A Note About Expression-Oriented Programming

This chapter isn’t a lesson so much as it as an observation — a short note that the FP code I’m writing in this book also falls into a category known as Expression-Oriented Programming, or EOP.

In fact, because Pure FP code is more strict than EOP, FP is a superset of EOP. As a result, we just happen to be writing EOP code while we’re writing Scala/FP code.

Therefore, my goals for this lesson are:

  • To show the difference between statements and expressions

  • To briefly explain and demonstrate EOP

  • To note that all “Pure FP” code is also EOP code

I wrote about EOP in the Scala Cookbook, so I’ll keep this discussion short.

When you write pure functional code, you write a series of expressions that combine pure functions. In addition to this code conforming to an FP style, the style also fits the definition of “Expression-Oriented Programming,” or EOP. This means that every line of code returns a result (“evaluates to a result”), and is therefore an expression rather than a statement.

As noted in the quote at the beginning of this chapter, statements do not return results and are executed solely for their side effects.

An expression has the form:

val resultingValue = somePureFunction(someImmutableValues)

Contrast that with the OOP “statement-oriented code” I used to write:


Those two lines of code are statements because they don’t have a return value; they’re just executed for their side effects.

In FP and EOP you write those same statements as expressions, like this:

val tax = calculateTax(order)
val price = calculatePrice(order)

While that may seem like a minor change, the effect on your overall coding style is huge. Writing code in an EOP style is essentially a gateway to writing in an FP style.

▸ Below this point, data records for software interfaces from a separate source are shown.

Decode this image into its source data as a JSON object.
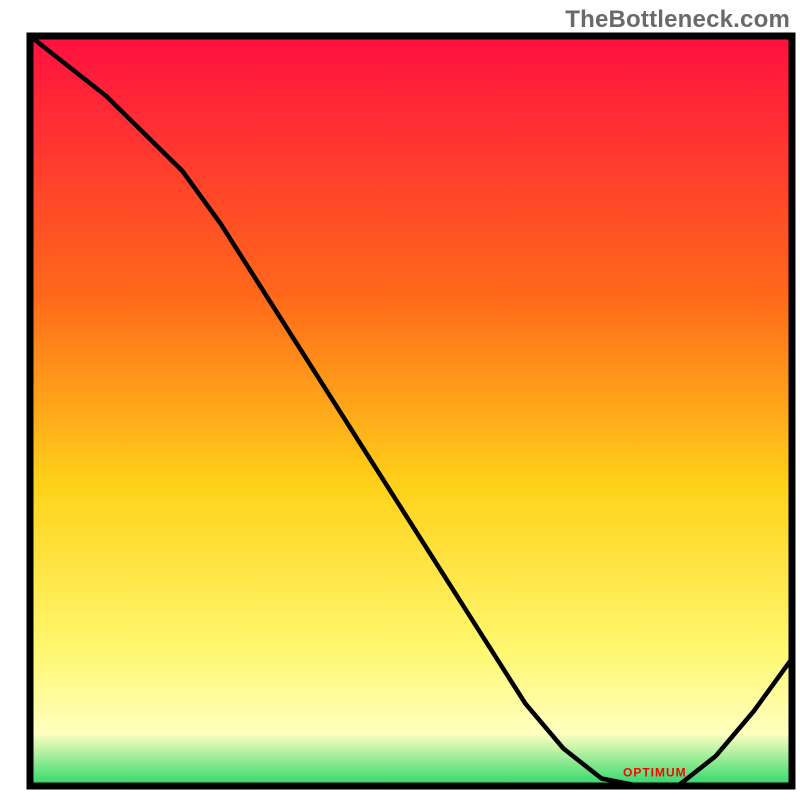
{
  "watermark": "TheBottleneck.com",
  "red_label": "OPTIMUM",
  "chart_data": {
    "type": "line",
    "title": "",
    "xlabel": "",
    "ylabel": "",
    "xlim": [
      0,
      100
    ],
    "ylim": [
      0,
      100
    ],
    "grid": false,
    "legend": null,
    "annotations": [
      {
        "text": "OPTIMUM",
        "x": 82,
        "y": 1,
        "color": "#ff0000"
      }
    ],
    "series": [
      {
        "name": "curve",
        "x": [
          0,
          5,
          10,
          15,
          20,
          25,
          30,
          35,
          40,
          45,
          50,
          55,
          60,
          65,
          70,
          75,
          80,
          85,
          90,
          95,
          100
        ],
        "y": [
          100,
          96,
          92,
          87,
          82,
          75,
          67,
          59,
          51,
          43,
          35,
          27,
          19,
          11,
          5,
          1,
          0,
          0,
          4,
          10,
          17
        ]
      }
    ],
    "background_gradient": {
      "stops": [
        {
          "pct": 0,
          "color": "#ff1040"
        },
        {
          "pct": 35,
          "color": "#ff6a1a"
        },
        {
          "pct": 60,
          "color": "#ffd21a"
        },
        {
          "pct": 82,
          "color": "#fff870"
        },
        {
          "pct": 93,
          "color": "#ffffc0"
        },
        {
          "pct": 100,
          "color": "#2cd86a"
        }
      ]
    }
  }
}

I’m tempted to write about “The Benefits of EOP,” but because I already wrote about “The Benefits of Functional Programming” in a previous lesson, I won’t repeat those points here. Please see those chapters to refresh your memory on all of those benefits.

A key point of this lesson is that when you see statements like this:


you should think, “Ah, these are statements that are called for their side effects. This is imperative code, not FP code.”

As I noted in the Scala Cookbook, these are obviously expressions:

val x = 2 + 2
val doubles = List(1,2,3,4,5).map(_ * 2)

But it’s a little less obvious that the if/then construct can also be used to write expressions:

val greater = if (a > b) a else b

Note: In Java you need the special ternary operator syntax to write code like that.

The match construct also returns a result, and is used to write expressions:

val evenOrOdd = i match {
    case 1 | 3 | 5 | 7 | 9 => println("odd")
    case 2 | 4 | 6 | 8 | 10 => println("even")

And try/catch blocks are also used to write expressions:

def toInt(s: String): Int = {
    try {
    } catch {
        case _ : Throwable => 0

As you’ll see in the upcoming lessons on recursion, match expressions are a big part of the Scala language, and because they evaluate to a value, you’ll often write the first part of recursive functions like this:

def sum(list: List[Int]): Int = list match { ...

When every line of code has a return value it is said that you are writing expressions, and using an EOP style. In contrast, statements are lines of code that do not have return values, and are executed for their side effects. When see statements in code you should think, “This is imperative code, not FP code.”

As noted in this lesson, because EOP is a subset of an FP style, when you write Scala/FP code you are also writing EOP code.

Given this background, the next lesson shows how writing Unix pipeline commands also fits an EOP style, and in fact, an FP style.

results matching ""

    No results matching ""